Capturing the footage was a team of British, American, and Canadian cinematographers consisting of Ole Bratt Birkeland, Luc Montpellier, Jeff Cronenweth, and Craig Wrobleski. “We had amazing cinematographers and had ball passes and HDR coverage onset to make sure that we kept the beautiful natural light consistent,” remarks Knoll. “Mostly what you see indoors was built onstage and anything outside is more on location. A lot of what we did in the town was actually what it really looks like. There were some occasions where there was a distracting building that seemed out of place that we would either do a 2D approach of repainting or putting a different structure.”
Anti-gravity moments occur in the pilot with the disintegrating house and reversing snow. “A lot of the challenging visual effects shots that we had were in the pilot. Snow is going upwards and there is the big shot of the house disintegrating. We were using the typical effects simulations for these kinds of shots and had to be surgical about the details. Even though these are surreal moments and events that you are witnessing we still wanted them to look and feel real.”
“The biggest challenge was producing feature quality visuals effects work on a compressed television schedule,” observes Knoll. “We had less time to complete the work than most streaming shows so there wasn’t a lot of time to explore. We had to lock into what we were doing quickly in order to take the time to make sure that everything was fully integrated and looking great. I’m definitely proud of how the robot fight turned out. It was difficult because we wanted to make this a powerful moment without showing off.”
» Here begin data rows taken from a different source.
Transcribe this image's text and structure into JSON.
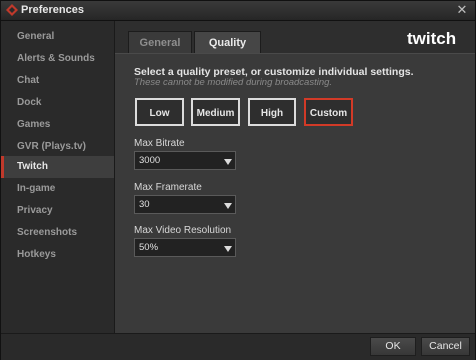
{
  "window": {
    "title": "Preferences",
    "app_icon": "preferences-app-icon",
    "close_icon": "close-icon",
    "close_glyph": "✕"
  },
  "sidebar": {
    "items": [
      {
        "label": "General"
      },
      {
        "label": "Alerts & Sounds"
      },
      {
        "label": "Chat"
      },
      {
        "label": "Dock"
      },
      {
        "label": "Games"
      },
      {
        "label": "GVR (Plays.tv)"
      },
      {
        "label": "Twitch",
        "active": true
      },
      {
        "label": "In-game"
      },
      {
        "label": "Privacy"
      },
      {
        "label": "Screenshots"
      },
      {
        "label": "Hotkeys"
      }
    ],
    "active_color": "#c0392b"
  },
  "tabs": {
    "general": "General",
    "quality": "Quality",
    "active": "Quality"
  },
  "logo": {
    "text": "twitch",
    "color": "#ffffff"
  },
  "quality": {
    "heading": "Select a quality preset, or customize individual settings.",
    "subheading": "These cannot be modified during broadcasting.",
    "presets": {
      "low": "Low",
      "medium": "Medium",
      "high": "High",
      "custom": "Custom",
      "selected": "Custom"
    },
    "selected_color": "#d23a27",
    "max_bitrate": {
      "label": "Max Bitrate",
      "value": "3000"
    },
    "max_framerate": {
      "label": "Max Framerate",
      "value": "30"
    },
    "max_resolution": {
      "label": "Max Video Resolution",
      "value": "50%"
    }
  },
  "footer": {
    "ok": "OK",
    "cancel": "Cancel"
  }
}
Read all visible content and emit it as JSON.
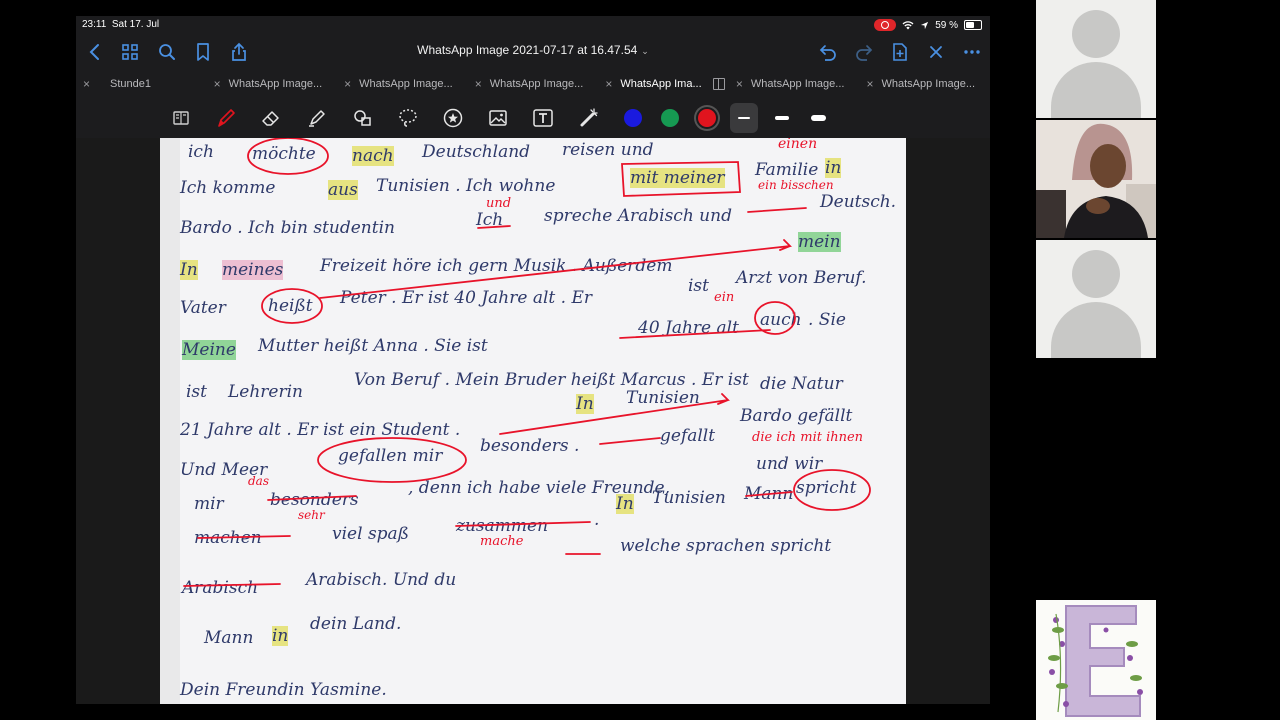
{
  "status_bar": {
    "time": "23:11",
    "date": "Sat 17. Jul",
    "battery": "59 %"
  },
  "navbar": {
    "title": "WhatsApp Image 2021-07-17 at 16.47.54"
  },
  "tabs": [
    {
      "label": "Stunde1",
      "active": false
    },
    {
      "label": "WhatsApp Image...",
      "active": false
    },
    {
      "label": "WhatsApp Image...",
      "active": false
    },
    {
      "label": "WhatsApp Image...",
      "active": false
    },
    {
      "label": "WhatsApp Ima...",
      "active": true
    },
    {
      "label": "WhatsApp Image...",
      "active": false
    },
    {
      "label": "WhatsApp Image...",
      "active": false
    }
  ],
  "toolbar": {
    "colors": [
      "#1a1adf",
      "#169a52",
      "#e0141e"
    ],
    "selected_color_index": 2
  },
  "handwriting": {
    "l1": "ich",
    "l1b": "möchte",
    "l1c": "nach",
    "l1d": "Deutschland",
    "l1e": "reisen und",
    "l1f": "einen",
    "l2": "Ich komme",
    "l2b": "aus",
    "l2c": "Tunisien . Ich wohne",
    "l2d": "mit meiner",
    "l2e": "Familie",
    "l2f": "in",
    "l2note": "ein bisschen",
    "l3": "Bardo . Ich bin studentin",
    "l3b": "Ich",
    "l3c": "spreche Arabisch und",
    "l3d": "Deutsch.",
    "l3note": "und",
    "l4": "In",
    "l4b": "meines",
    "l4c": "Freizeit   höre ich  gern Musik . Außerdem",
    "l4d": "mein",
    "l5": "Vater",
    "l5b": "heißt",
    "l5c": "Peter . Er ist 40 Jahre alt . Er",
    "l5d": "ist",
    "l5e": "Arzt von Beruf.",
    "l5note": "ein",
    "l6": "Meine",
    "l6b": "Mutter   heißt  Anna  . Sie ist",
    "l6c": "40 Jahre alt",
    "l6d": "auch",
    "l6e": ". Sie",
    "l7": "ist",
    "l7b": "Lehrerin",
    "l7c": "Von Beruf . Mein Bruder  heißt  Marcus . Er ist",
    "l8": "21 Jahre alt . Er ist ein Student .",
    "l8b": "In",
    "l8c": "Tunisien",
    "l8d": "die Natur",
    "l9": "Bardo gefällt",
    "l10": "Und Meer",
    "l10b": "gefallen mir",
    "l10c": "besonders .",
    "l10d": "gefallt",
    "l10note": "die ich mit ihnen",
    "l11": "mir",
    "l11b": "besonders",
    "l11c": ", denn   ich habe  viele Freunde,",
    "l11d": "und wir",
    "l11note": "das",
    "l11note2": "sehr",
    "l12": "In",
    "l12b": "Tunisien",
    "l12c": "Mann",
    "l12d": "spricht",
    "l13": "machen",
    "l13b": "viel spaß",
    "l13c": "zusammen",
    "l13d": ".",
    "l13note": "mache",
    "l14": "Arabisch",
    "l14b": "Arabisch.    Und du",
    "l14c": "welche  sprachen  spricht",
    "l15": "Mann",
    "l15b": "in",
    "l15c": "dein  Land.",
    "l16": "Dein   Freundin   Yasmine."
  }
}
“We never wanted to enter a Transformers territory but stay true to what was done with the robots in the previous seven episodes. We were building upon the brilliant work that Legacy Effects had achieved with the Jakob robot and taking that even further, and coming up with ideas for the spider robot that it fights. There were 40 shots that had full CG animation. The animation had to be locked in five weeks and we had three weeks to complete the lighting. It looks so beautiful and the shadow work on the robots is great.”
“To make the spider robot appear threatening with minimal action and movement made it extra challenging. Overall, I’m proud of episode eight. There is a good variety of environment work that we did like the frozen stream which is the opening shot. The art department built this stream in the middle of the woods. We had to make the stream feel like it had been frozen for a long time. I’m proud of the whole season but am excited for people to see episode eight. It turned out to be beautiful in a lot of ways.”